Shelbi is a preservice teacher interested in planning
lessons that will motivate her future students.
Who better to ask to write a post about different lesson plan models?
Here are her observations:  

Bridging English – Ch. 14

from Google
One of the GREAT Joys of being a teacher is LESSON PLANNING!!! This chapter goes into great detail on the Hows, Dos, and Don’t Dos of Lesson planning!!!!

Knowing different theories, specific methods, and general approaches are useless if a teacher does not know how to use all of this knowledge to execute an energetic and confident lesson plan.
An efficient lesson plan is a very essential key in a classroom.  It is an aide for the teacher to insure that their students are obtaining all of the knowledge they are supposed to know in one day. Lesson plans are especially a big help for new teachers.  It helps them enter the classroom with ease and the feeling that they are in control. Teachers normally know what to teach their students, but how to teach it to them is where the gap needs to be bridged. 

This chapter provides many different models to help teachers provide beneficial lesson plans to their students. I will list only 3 models, but the text displays many more.

Lesson Planning Models
·        Creative-Process Model
This model includes Pre planning, Planning, and Post planning. As the teacher, it is very important to brainstorm all of the different ideas about what you want to teach. After making a list of all of the different ideas, you would focus on the most important ideas and start building from there. Expanding on those ideas in a detailed outline form will help you keep track of the importance of the lesson while teaching.
·        Conversation-Based Model
from Google
ENGAGE, ENGAGE, and ENGAGE!!!!!!! This model is to help students get involved in debates and activities to keep their attention on the lesson.
The lesson must be of:
Quality. It must be built around episodes of High Quality.
Quantity. It requires an appropriate breadth of materials to sustain it.
Relatedness. It must have interrelated parts.
Manner. It must gear instruction toward helping students enter into the curricular conversation. (See page 430 for more insight.)
·         Objectives-Based Model
This model is a very structured based method of teaching. After you figure out what you’re teaching, you narrow it down to how much has to be taught to the students. Organize the material in the order it should be taught and point out key objectives that the students’ should really focus on.  After using different methods of activities to complete the lesson, you will always evaluate exactly what it is you expected out of the class.  You will be able to gain a sense of whether your students understood your method of teaching.

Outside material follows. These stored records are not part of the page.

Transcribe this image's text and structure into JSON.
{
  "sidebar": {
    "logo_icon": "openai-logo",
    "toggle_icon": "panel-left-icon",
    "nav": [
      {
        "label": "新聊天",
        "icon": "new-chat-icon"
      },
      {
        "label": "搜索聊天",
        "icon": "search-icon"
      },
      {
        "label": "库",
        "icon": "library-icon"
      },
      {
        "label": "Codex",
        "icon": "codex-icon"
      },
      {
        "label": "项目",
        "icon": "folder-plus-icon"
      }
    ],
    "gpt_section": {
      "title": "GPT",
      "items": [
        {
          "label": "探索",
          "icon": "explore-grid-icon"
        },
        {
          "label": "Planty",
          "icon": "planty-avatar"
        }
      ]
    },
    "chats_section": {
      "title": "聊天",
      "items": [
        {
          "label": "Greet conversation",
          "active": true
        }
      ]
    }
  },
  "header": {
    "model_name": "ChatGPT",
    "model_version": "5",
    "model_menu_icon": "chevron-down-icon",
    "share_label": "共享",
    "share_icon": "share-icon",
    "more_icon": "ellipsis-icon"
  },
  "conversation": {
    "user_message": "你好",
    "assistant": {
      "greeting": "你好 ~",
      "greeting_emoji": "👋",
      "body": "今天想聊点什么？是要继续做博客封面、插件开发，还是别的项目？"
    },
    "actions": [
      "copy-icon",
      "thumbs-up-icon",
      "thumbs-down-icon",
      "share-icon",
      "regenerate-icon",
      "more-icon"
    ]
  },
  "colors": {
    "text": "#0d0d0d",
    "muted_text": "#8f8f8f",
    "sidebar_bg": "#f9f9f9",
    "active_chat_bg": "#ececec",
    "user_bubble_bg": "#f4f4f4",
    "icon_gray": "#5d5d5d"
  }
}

Some school districts not only require a daily lesson plan, but they may require the submission of a Unit Plan.  Unit planning consists of multiple weeks or months of lesson planning.  Page 436 goes into more detail on the use of unit planning.
The main points that stuck out to me at the end of this chapter:
·        Organize the curriculum and text that must be taught and emphasize how different lessons can be tied together to help create a unit plan.
·        Listen to students and what they think and what they wish to gain from a lesson.
·        Get to know your students to be able to plan different activities to accommodate their lifestyles and interest.
·        Individualization prompts us to plan lessons that “deepen the individual’s desire and ability to communicate.”
·        Interaction “reminds us to consciously apply our understanding of students so that instruction exploits the desire to communicate, rather than attempting to suppress it.”
·        Integration requires planning lessons that tap “the entire range of skills and forms in communicating and receiving messages.”
from Google
As a future teacher the question is not, which model am I going to use to create my lesson plans, but which models can I tie together to create an effective lesson plan. Every lesson plan model that was illustrated in this chapter can be used to teach an effective lesson plan.
Final Thoughts
This chapter is very interesting to me, but I wish it detailed the different types of engaging activities that can be used in the lesson plans. Sometimes I feel that teachers know that engaging students in activities to keep them involved and interested in the lesson is key, but they don’t know how to create different activities to do so.  When I began reading this chapter, I thought this subject would also be discussed in this chapter. Unfortunately, I was wrong!
So, what do YOU think?
The purpose of a lesson plan is to be extremely thorough; a teacher can leave it on their desk and their substitute teacher will know exactly how to execute the lesson to the class with perfection.  As future teachers, which model or models would you use to deliver your lesson plans?  How creative will you make your lesson planning?